| Quote #1
Except when you don't.
I'm sorry to say so
You can get all hung up
As gently as possible, Seuss pokes a big ol' hole in our grand confidence balloon. His tone is direct—he's just telling the truth here, after all—and he uses rhythm and rhyme to guide us down to the ground. Can you feel the rhythmic fall in "Bang-ups and Hang-ups" (DAdum dum DAdum)? Again, Seuss uses capitalization to emphasize the importance and reality of these experiences.
| Quote #2
You'll come down from the lurch
And when you're in a slump,

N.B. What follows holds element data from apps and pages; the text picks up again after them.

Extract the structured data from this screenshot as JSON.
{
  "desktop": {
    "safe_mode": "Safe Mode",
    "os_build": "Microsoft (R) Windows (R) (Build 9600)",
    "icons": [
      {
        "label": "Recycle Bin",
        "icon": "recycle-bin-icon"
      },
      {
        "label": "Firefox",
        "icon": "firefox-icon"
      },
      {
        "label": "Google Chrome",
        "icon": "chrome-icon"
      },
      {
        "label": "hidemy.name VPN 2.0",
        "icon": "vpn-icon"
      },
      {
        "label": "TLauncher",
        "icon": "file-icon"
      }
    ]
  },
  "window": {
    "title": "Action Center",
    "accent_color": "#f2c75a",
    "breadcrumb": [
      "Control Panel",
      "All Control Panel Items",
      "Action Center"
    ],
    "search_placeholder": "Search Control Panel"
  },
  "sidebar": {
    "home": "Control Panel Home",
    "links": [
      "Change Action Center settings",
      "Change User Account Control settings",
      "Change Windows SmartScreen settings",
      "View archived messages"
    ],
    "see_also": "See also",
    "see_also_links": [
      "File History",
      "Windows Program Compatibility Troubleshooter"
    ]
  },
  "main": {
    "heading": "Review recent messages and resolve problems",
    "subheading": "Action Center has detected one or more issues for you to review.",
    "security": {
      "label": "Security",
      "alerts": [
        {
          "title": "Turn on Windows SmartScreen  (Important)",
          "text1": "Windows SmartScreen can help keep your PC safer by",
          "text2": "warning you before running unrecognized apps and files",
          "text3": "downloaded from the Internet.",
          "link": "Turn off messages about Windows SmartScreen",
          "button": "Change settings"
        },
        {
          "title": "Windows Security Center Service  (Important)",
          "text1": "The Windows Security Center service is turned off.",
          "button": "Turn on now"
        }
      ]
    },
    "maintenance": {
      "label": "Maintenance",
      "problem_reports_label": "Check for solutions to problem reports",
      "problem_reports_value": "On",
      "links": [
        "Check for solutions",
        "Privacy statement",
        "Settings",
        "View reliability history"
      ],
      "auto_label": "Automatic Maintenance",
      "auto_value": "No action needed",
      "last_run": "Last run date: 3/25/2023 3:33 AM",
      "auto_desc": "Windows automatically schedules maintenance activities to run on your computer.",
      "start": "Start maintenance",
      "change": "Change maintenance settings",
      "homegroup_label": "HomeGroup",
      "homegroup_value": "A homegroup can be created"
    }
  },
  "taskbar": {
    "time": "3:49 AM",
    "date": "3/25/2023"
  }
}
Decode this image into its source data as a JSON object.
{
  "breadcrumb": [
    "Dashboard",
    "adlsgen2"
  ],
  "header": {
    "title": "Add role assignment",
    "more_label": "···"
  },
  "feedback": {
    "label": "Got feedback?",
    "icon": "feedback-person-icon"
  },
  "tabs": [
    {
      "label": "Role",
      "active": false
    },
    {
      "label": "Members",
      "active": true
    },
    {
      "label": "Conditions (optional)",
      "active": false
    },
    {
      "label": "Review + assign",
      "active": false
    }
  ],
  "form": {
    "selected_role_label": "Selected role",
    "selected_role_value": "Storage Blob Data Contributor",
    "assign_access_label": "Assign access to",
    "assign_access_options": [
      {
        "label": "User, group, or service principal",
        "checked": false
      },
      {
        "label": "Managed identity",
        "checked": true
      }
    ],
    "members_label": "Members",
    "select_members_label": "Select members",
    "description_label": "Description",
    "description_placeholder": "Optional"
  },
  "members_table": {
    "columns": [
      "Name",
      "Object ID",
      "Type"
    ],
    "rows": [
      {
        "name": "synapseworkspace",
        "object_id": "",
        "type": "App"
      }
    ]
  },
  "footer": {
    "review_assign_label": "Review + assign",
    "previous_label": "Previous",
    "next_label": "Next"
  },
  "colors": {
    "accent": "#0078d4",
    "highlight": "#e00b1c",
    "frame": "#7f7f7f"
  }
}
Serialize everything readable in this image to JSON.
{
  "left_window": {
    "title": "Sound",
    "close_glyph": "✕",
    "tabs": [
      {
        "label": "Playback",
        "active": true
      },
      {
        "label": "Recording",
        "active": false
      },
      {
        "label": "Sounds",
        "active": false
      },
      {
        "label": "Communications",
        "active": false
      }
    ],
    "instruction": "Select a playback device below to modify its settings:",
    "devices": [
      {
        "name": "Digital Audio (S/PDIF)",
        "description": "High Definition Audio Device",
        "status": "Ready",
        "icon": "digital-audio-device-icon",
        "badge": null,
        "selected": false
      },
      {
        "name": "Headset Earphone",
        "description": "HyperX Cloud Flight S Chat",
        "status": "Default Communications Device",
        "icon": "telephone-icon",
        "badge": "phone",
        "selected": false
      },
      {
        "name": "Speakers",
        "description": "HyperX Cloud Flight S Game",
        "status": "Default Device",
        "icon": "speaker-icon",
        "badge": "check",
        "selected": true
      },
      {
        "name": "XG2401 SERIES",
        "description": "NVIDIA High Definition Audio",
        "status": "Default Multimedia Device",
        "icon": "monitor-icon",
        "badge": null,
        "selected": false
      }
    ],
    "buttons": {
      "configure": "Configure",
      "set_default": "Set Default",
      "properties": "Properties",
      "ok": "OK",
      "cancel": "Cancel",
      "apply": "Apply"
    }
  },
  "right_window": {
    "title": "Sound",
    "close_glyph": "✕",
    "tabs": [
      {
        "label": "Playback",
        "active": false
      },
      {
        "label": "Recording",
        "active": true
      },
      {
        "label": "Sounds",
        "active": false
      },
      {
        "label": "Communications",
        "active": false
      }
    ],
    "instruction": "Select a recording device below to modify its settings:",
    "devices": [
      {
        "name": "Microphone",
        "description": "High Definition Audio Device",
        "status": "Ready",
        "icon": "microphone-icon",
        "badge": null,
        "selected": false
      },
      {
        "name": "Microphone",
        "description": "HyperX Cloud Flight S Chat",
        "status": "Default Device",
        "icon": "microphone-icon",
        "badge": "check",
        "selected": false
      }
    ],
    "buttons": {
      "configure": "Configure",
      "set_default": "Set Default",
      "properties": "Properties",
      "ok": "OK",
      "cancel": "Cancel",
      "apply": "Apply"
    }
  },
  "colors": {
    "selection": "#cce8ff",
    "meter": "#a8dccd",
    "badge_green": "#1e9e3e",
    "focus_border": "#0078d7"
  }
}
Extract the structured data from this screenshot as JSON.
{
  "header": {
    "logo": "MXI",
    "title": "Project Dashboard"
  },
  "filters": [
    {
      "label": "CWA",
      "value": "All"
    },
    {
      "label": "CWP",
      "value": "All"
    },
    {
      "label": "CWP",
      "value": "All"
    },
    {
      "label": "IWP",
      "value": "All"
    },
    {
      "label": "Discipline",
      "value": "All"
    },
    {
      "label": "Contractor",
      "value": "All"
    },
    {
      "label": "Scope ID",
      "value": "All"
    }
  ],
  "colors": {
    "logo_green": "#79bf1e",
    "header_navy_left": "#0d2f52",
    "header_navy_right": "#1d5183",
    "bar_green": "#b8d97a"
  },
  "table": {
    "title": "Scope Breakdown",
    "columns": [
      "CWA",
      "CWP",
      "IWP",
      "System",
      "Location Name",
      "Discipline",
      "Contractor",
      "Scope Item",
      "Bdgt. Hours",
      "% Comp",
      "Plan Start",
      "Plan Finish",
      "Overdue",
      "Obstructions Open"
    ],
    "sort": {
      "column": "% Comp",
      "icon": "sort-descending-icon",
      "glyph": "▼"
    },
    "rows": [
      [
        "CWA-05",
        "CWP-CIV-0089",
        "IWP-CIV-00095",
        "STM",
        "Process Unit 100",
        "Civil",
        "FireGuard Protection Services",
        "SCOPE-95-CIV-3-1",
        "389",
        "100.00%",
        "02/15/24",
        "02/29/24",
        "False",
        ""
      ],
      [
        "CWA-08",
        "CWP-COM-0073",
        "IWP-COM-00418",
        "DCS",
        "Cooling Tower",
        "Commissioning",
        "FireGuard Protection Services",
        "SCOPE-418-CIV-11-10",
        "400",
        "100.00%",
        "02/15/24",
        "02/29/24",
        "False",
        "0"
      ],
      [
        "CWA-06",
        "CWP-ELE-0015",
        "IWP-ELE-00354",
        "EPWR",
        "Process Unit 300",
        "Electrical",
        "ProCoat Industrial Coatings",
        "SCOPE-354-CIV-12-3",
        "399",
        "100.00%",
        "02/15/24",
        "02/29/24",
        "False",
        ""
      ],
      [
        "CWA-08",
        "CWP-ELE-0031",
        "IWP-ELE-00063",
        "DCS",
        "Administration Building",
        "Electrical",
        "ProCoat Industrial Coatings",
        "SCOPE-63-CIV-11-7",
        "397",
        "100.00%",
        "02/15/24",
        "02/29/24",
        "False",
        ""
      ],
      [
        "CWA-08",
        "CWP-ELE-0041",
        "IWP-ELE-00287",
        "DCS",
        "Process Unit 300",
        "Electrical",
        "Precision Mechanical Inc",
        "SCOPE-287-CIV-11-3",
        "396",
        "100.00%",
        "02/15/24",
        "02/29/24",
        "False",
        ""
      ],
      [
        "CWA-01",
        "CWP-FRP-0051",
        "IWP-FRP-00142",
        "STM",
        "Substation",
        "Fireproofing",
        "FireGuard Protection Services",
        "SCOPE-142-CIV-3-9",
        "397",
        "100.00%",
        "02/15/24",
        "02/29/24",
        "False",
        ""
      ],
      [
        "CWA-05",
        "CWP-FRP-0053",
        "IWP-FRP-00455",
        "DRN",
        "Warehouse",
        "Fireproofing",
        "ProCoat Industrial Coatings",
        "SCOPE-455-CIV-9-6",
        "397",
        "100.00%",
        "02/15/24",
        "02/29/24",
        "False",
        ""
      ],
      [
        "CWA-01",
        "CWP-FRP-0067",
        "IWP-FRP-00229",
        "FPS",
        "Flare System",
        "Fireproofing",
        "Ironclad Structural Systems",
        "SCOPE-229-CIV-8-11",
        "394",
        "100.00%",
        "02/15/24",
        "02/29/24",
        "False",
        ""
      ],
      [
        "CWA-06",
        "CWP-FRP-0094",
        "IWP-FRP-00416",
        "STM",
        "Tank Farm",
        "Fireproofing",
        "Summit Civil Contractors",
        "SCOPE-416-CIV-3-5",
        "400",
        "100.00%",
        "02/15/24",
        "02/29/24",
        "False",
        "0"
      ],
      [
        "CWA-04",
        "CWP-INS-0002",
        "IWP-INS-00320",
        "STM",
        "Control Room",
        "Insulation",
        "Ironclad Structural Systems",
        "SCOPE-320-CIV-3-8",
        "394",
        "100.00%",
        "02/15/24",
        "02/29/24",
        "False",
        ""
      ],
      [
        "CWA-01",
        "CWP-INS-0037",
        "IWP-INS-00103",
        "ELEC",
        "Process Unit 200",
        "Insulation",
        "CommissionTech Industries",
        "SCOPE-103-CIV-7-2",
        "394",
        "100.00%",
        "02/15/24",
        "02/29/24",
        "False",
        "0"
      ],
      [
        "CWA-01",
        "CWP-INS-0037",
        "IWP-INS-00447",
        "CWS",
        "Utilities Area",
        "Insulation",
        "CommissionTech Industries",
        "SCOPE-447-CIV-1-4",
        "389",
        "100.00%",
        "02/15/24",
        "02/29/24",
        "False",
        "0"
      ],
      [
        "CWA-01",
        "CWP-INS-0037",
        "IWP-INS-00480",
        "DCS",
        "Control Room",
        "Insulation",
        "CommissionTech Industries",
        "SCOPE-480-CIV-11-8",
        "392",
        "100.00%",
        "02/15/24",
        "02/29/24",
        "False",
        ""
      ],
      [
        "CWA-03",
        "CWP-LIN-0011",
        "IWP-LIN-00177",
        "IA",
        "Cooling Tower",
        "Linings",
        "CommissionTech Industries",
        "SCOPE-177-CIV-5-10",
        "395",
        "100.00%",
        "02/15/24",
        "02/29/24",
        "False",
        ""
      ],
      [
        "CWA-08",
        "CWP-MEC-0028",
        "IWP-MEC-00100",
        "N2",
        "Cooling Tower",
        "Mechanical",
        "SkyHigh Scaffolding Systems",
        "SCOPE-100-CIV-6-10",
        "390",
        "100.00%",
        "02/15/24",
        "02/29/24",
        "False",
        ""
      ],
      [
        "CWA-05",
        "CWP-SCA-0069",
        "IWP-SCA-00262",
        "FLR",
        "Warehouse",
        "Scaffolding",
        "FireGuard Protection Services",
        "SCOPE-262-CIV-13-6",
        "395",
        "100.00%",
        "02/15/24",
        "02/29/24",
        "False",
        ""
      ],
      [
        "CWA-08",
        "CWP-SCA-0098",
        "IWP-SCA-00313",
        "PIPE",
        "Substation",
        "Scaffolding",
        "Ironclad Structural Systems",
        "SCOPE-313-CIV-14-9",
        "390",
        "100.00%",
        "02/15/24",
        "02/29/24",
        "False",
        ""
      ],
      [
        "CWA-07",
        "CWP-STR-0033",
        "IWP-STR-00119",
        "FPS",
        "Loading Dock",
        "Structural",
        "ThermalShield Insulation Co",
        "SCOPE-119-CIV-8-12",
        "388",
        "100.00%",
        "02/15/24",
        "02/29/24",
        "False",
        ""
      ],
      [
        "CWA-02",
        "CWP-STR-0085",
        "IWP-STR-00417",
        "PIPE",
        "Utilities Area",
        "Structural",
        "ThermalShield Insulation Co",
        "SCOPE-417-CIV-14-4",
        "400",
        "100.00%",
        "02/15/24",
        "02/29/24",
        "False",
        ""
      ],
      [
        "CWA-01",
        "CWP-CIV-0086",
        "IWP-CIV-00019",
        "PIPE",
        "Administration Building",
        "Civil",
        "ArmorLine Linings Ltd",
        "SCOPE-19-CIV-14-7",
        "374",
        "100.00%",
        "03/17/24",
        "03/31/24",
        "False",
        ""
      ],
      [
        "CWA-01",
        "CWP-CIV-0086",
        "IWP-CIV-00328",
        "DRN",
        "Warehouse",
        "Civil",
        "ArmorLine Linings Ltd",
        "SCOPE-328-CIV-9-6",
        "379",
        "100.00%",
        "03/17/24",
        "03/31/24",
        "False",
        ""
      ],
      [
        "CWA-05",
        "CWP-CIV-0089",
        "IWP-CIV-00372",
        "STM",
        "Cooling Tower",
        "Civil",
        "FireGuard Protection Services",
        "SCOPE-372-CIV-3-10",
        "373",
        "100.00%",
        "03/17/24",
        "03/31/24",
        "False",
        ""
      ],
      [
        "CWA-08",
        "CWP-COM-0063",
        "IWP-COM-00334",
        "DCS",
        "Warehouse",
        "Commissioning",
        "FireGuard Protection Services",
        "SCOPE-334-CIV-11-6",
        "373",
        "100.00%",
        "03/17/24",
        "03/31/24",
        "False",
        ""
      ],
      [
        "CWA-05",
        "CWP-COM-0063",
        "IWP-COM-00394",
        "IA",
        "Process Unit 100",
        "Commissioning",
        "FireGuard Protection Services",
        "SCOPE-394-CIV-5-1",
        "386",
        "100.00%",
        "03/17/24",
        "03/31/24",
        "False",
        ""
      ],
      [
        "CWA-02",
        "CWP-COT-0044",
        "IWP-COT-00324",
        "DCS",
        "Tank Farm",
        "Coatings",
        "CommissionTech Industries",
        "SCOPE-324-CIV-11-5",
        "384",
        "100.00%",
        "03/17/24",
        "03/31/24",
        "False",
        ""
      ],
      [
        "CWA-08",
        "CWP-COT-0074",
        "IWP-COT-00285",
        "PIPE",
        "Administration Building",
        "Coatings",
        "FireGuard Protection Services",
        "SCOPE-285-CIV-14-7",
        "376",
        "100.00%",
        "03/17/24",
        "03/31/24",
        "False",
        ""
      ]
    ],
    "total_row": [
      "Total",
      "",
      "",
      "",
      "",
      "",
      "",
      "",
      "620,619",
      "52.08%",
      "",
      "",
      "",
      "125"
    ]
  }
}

Your little tyke doesn't yet have the breadth of experience to know what to do when they're not soaring (and hey, isn't this difficult for all of us?). The disappointment deals an extra blow because your child's expectations were so high. If there's one word to describe the disappointment in this passage, it's "unpleasant."
| Quote #3
Except when they don't.
Again, Seuss employs a simple, straightforward tone to address disappointment. Read that out loud again and tap out the beats. Overall, the rhythm is uncomplicated, slowed down only by the "sometimes" in the second line. That's Seuss's way of breaking bad news gently.